    However, the bad news was no worse than expected, and the share price moved upward again. Merrill Lynch restored its recommendation to buy. "Our upgrade is not because we see strong growth in 2002. Underlying improvement should come from better underwriting and cost reduction", stated Nicholas Byrne

    Andrew Goodwin at Commerzbank in London was more guarded. "The lack of negative surprises in AXA's results pleased the market. However, until there is clearer evidence that the group's efforts to improve returns are showing results, the shares are likely to continue to trade between c20-25."

    Clearly, AXA's disclosure of operating risks cannot prevent short-term share price volatility, especially when the extent of the financial implications of the risks comes as a surprise to the market. Nevertheless, its frank statement provides the comfort to investors that the management is aware of the risks and, by implication, has procedures for managing them.

    In the long term, shareholders will want to believe that the managementnot only acknowledges the risks, but manages them well. No management is able to say this objectively. Some countries require auditors to give an independent view on the quality of the risk management systems of the firm. But, in light of the revelations in the Enron affair, the stock market is likely to place more weight on evidence from financial performance than on formal statements.

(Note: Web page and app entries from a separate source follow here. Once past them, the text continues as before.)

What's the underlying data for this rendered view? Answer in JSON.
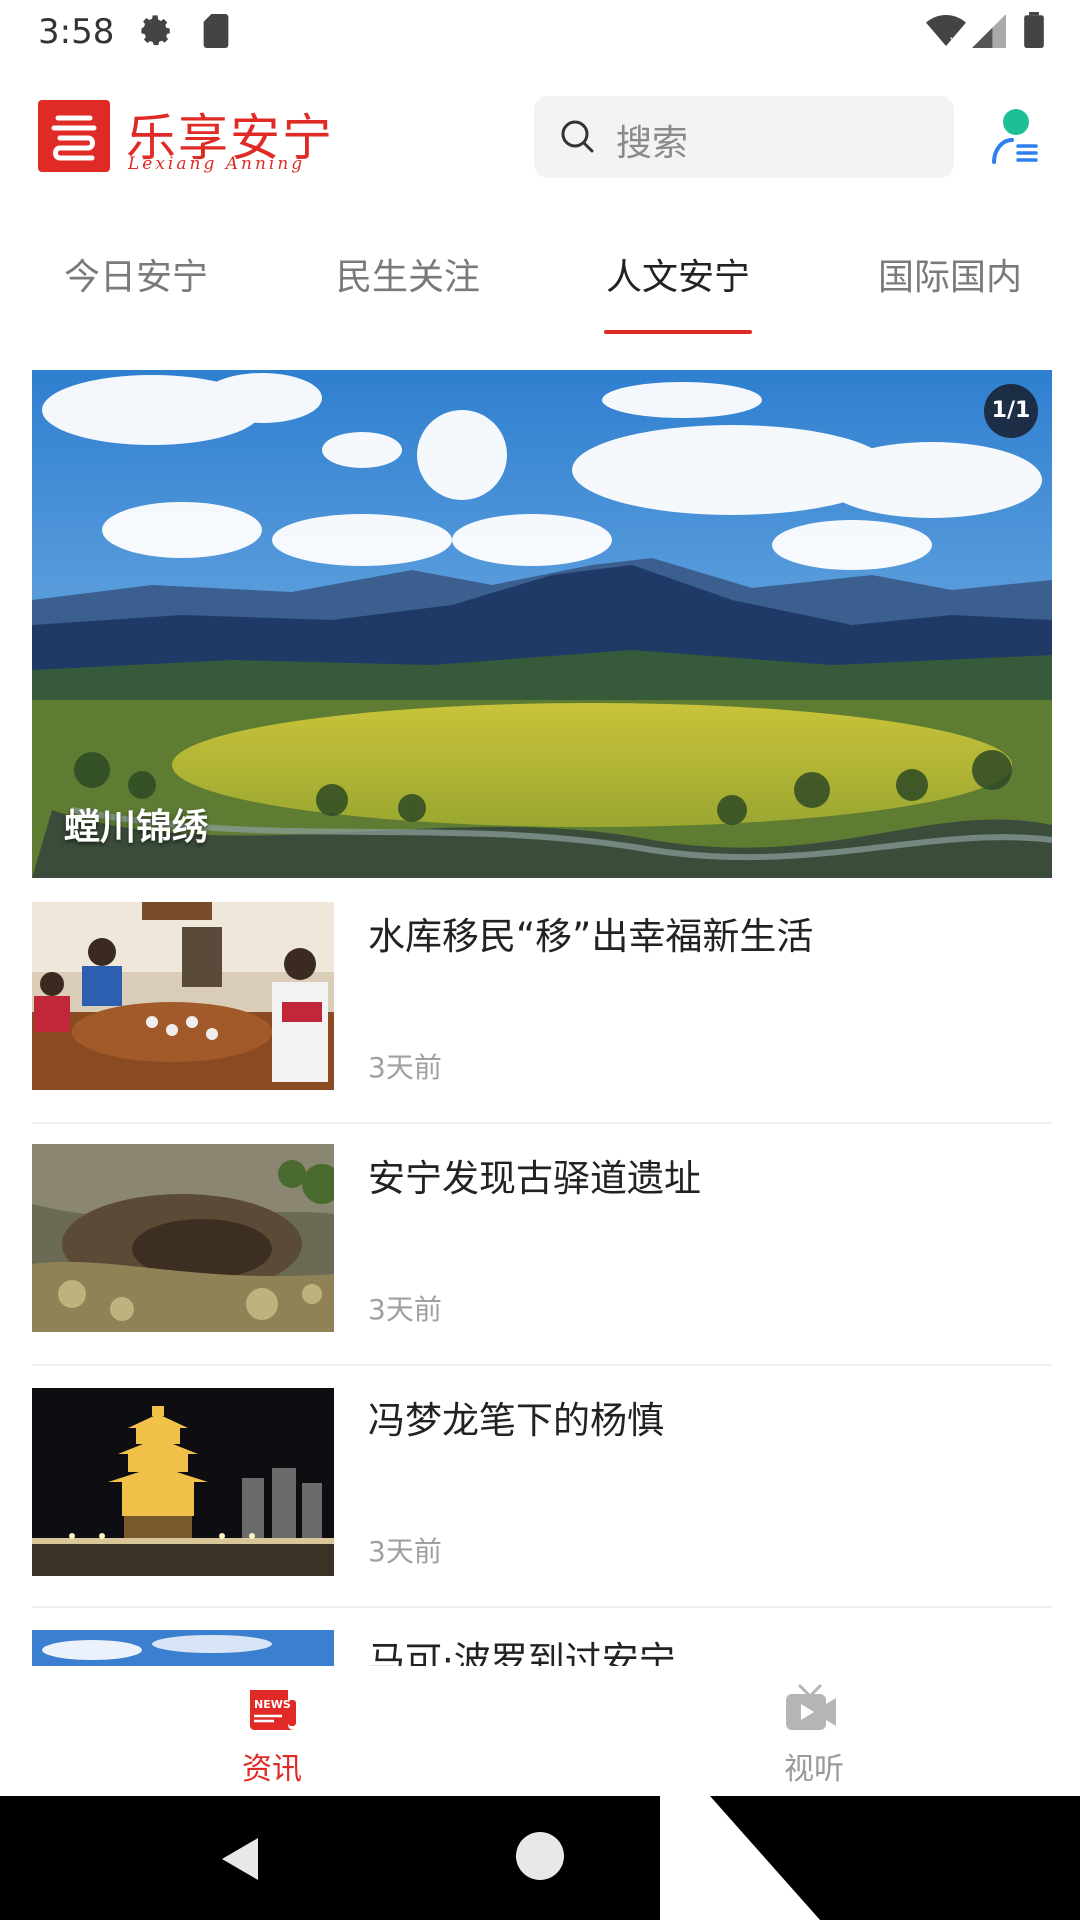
{
  "status_bar": {
    "time": "3:58",
    "icons": [
      "gear-icon",
      "sd-card-icon",
      "wifi-icon",
      "signal-icon",
      "battery-icon"
    ]
  },
  "header": {
    "logo_title": "乐享安宁",
    "logo_subtitle": "Lexiang Anning",
    "search_placeholder": "搜索",
    "brand_color": "#e02a26"
  },
  "tabs": [
    {
      "label": "今日安宁",
      "active": false
    },
    {
      "label": "民生关注",
      "active": false
    },
    {
      "label": "人文安宁",
      "active": true
    },
    {
      "label": "国际国内",
      "active": false
    }
  ],
  "banner": {
    "caption": "螳川锦绣",
    "counter": "1/1"
  },
  "news": [
    {
      "title": "水库移民“移”出幸福新生活",
      "time": "3天前"
    },
    {
      "title": "安宁发现古驿道遗址",
      "time": "3天前"
    },
    {
      "title": "冯梦龙笔下的杨慎",
      "time": "3天前"
    },
    {
      "title": "马可·波罗到过安宁",
      "time": ""
    }
  ],
  "bottom_nav": {
    "news_label": "资讯",
    "video_label": "视听",
    "active": "news"
  }
}
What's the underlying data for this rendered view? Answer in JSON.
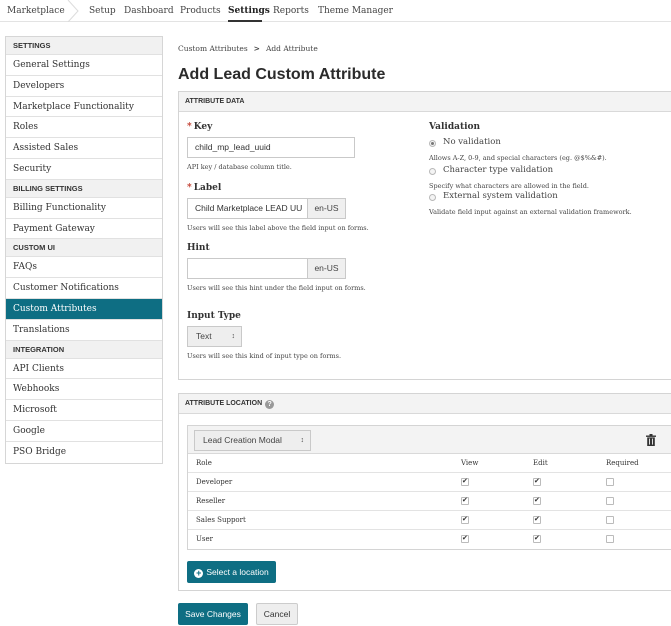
{
  "topnav": {
    "items": [
      {
        "label": "Marketplace"
      },
      {
        "label": "Setup"
      },
      {
        "label": "Dashboard"
      },
      {
        "label": "Products"
      },
      {
        "label": "Settings"
      },
      {
        "label": "Reports"
      },
      {
        "label": "Theme Manager"
      }
    ],
    "active": "Settings"
  },
  "sidebar": {
    "sections": [
      {
        "heading": "SETTINGS",
        "items": [
          "General Settings",
          "Developers",
          "Marketplace Functionality",
          "Roles",
          "Assisted Sales",
          "Security"
        ]
      },
      {
        "heading": "BILLING SETTINGS",
        "items": [
          "Billing Functionality",
          "Payment Gateway"
        ]
      },
      {
        "heading": "CUSTOM UI",
        "items": [
          "FAQs",
          "Customer Notifications",
          "Custom Attributes",
          "Translations"
        ]
      },
      {
        "heading": "INTEGRATION",
        "items": [
          "API Clients",
          "Webhooks",
          "Microsoft",
          "Google",
          "PSO Bridge"
        ]
      }
    ],
    "active": "Custom Attributes",
    "accent_color": "#0e6e83"
  },
  "breadcrumb": {
    "parent": "Custom Attributes",
    "separator": ">",
    "current": "Add Attribute"
  },
  "page_title": "Add Lead Custom Attribute",
  "attribute_data": {
    "heading": "ATTRIBUTE DATA",
    "key": {
      "label": "Key",
      "value": "child_mp_lead_uuid",
      "help": "API key / database column title."
    },
    "label": {
      "label": "Label",
      "value": "Child Marketplace LEAD UU",
      "locale": "en-US",
      "help": "Users will see this label above the field input on forms."
    },
    "hint": {
      "label": "Hint",
      "value": "",
      "locale": "en-US",
      "help": "Users will see this hint under the field input on forms."
    },
    "input_type": {
      "label": "Input Type",
      "value": "Text",
      "help": "Users will see this kind of input type on forms."
    },
    "validation": {
      "label": "Validation",
      "options": [
        {
          "label": "No validation",
          "checked": true,
          "help": "Allows A-Z, 0-9, and special characters (eg. @$%&#)."
        },
        {
          "label": "Character type validation",
          "checked": false,
          "help": "Specify what characters are allowed in the field."
        },
        {
          "label": "External system validation",
          "checked": false,
          "help": "Validate field input against an external validation framework."
        }
      ]
    }
  },
  "attribute_location": {
    "heading": "ATTRIBUTE LOCATION",
    "location_select": "Lead Creation Modal",
    "columns": [
      "Role",
      "View",
      "Edit",
      "Required"
    ],
    "rows": [
      {
        "role": "Developer",
        "view": true,
        "edit": true,
        "required": false
      },
      {
        "role": "Reseller",
        "view": true,
        "edit": true,
        "required": false
      },
      {
        "role": "Sales Support",
        "view": true,
        "edit": true,
        "required": false
      },
      {
        "role": "User",
        "view": true,
        "edit": true,
        "required": false
      }
    ],
    "select_location_label": "Select a location"
  },
  "actions": {
    "save": "Save Changes",
    "cancel": "Cancel"
  }
}
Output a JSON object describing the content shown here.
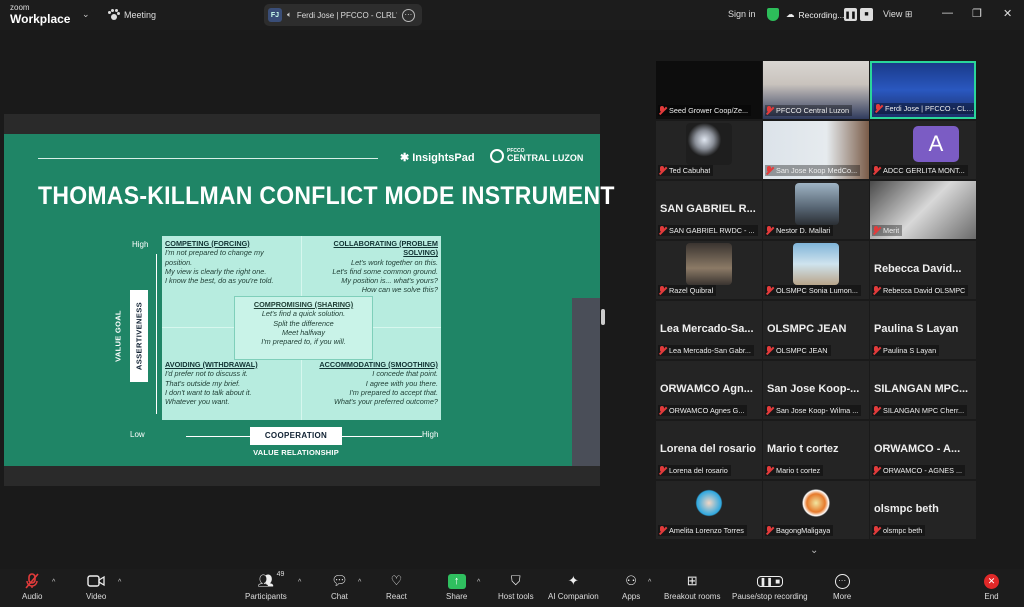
{
  "topbar": {
    "brand_small": "zoom",
    "brand_large": "Workplace",
    "meeting_label": "Meeting",
    "speaker_initials": "FJ",
    "speaker_name": "Ferdi Jose | PFCCO - CLRL's s",
    "signin": "Sign in",
    "recording": "Recording...",
    "view": "View"
  },
  "slide": {
    "logo_insightspad": "InsightsPad",
    "logo_pfcco_small": "PFCCO",
    "logo_pfcco_large": "CENTRAL LUZON",
    "title": "THOMAS-KILLMAN CONFLICT MODE INSTRUMENT",
    "high_left": "High",
    "low": "Low",
    "high_right": "High",
    "assertiveness": "ASSERTIVENESS",
    "value_goal": "VALUE GOAL",
    "cooperation": "COOPERATION",
    "value_relationship": "VALUE RELATIONSHIP",
    "competing": {
      "heading": "COMPETING (FORCING)",
      "lines": [
        "I'm not prepared to change my",
        "position.",
        "My view is clearly the right one.",
        "I know the best, do as you're told."
      ]
    },
    "collaborating": {
      "heading": "COLLABORATING (PROBLEM SOLVING)",
      "lines": [
        "Let's work together on this.",
        "Let's find some common ground.",
        "My position is... what's yours?",
        "How can we solve this?"
      ]
    },
    "compromising": {
      "heading": "COMPROMISING (SHARING)",
      "lines": [
        "Let's find a quick solution.",
        "Split the difference",
        "Meet halfway",
        "I'm prepared to, if you will."
      ]
    },
    "avoiding": {
      "heading": "AVOIDING (WITHDRAWAL)",
      "lines": [
        "I'd prefer not to discuss it.",
        "That's outside my brief.",
        "I don't want to talk about it.",
        "Whatever you want."
      ]
    },
    "accommodating": {
      "heading": "ACCOMMODATING (SMOOTHING)",
      "lines": [
        "I concede that point.",
        "I agree with you there.",
        "I'm prepared to accept that.",
        "What's your preferred outcome?"
      ]
    }
  },
  "gallery": [
    {
      "name": "Seed Grower Coop/Ze...",
      "big": ""
    },
    {
      "name": "PFCCO Central Luzon",
      "big": ""
    },
    {
      "name": "Ferdi Jose | PFCCO - CLRL",
      "big": ""
    },
    {
      "name": "Ted Cabuhat",
      "big": ""
    },
    {
      "name": "San Jose Koop MedCo...",
      "big": ""
    },
    {
      "name": "ADCC GERLITA MONT...",
      "big": "",
      "avatar": "A"
    },
    {
      "name": "SAN GABRIEL RWDC - ...",
      "big": "SAN GABRIEL R..."
    },
    {
      "name": "Nestor D. Mallari",
      "big": ""
    },
    {
      "name": "Merit",
      "big": ""
    },
    {
      "name": "Razel Quibral",
      "big": ""
    },
    {
      "name": "OLSMPC Sonia Lumon...",
      "big": ""
    },
    {
      "name": "Rebecca David OLSMPC",
      "big": "Rebecca David..."
    },
    {
      "name": "Lea Mercado-San Gabr...",
      "big": "Lea Mercado-Sa..."
    },
    {
      "name": "OLSMPC JEAN",
      "big": "OLSMPC JEAN"
    },
    {
      "name": "Paulina S Layan",
      "big": "Paulina S Layan"
    },
    {
      "name": "ORWAMCO Agnes G...",
      "big": "ORWAMCO Agn..."
    },
    {
      "name": "San Jose Koop- Wilma ...",
      "big": "San Jose Koop-..."
    },
    {
      "name": "SILANGAN MPC Cherr...",
      "big": "SILANGAN MPC..."
    },
    {
      "name": "Lorena del rosario",
      "big": "Lorena del rosario"
    },
    {
      "name": "Mario t cortez",
      "big": "Mario t cortez"
    },
    {
      "name": "ORWAMCO - AGNES ...",
      "big": "ORWAMCO - A..."
    },
    {
      "name": "Amelita Lorenzo Torres",
      "big": ""
    },
    {
      "name": "BagongMaligaya",
      "big": ""
    },
    {
      "name": "olsmpc beth",
      "big": "olsmpc beth"
    }
  ],
  "toolbar": {
    "audio": "Audio",
    "video": "Video",
    "participants": "Participants",
    "participants_count": "49",
    "chat": "Chat",
    "react": "React",
    "share": "Share",
    "host_tools": "Host tools",
    "ai_companion": "AI Companion",
    "apps": "Apps",
    "breakout": "Breakout rooms",
    "pause_stop": "Pause/stop recording",
    "more": "More",
    "end": "End"
  },
  "colors": {
    "slide_bg": "#1f8566",
    "quadrant_bg": "#b7ecdf",
    "active_border": "#2ad69a",
    "share_green": "#2fbf5f",
    "end_red": "#e02828"
  }
}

    Lee Coppack is market analyst, StrategicRISK, and an insurance and risk management freelance journalist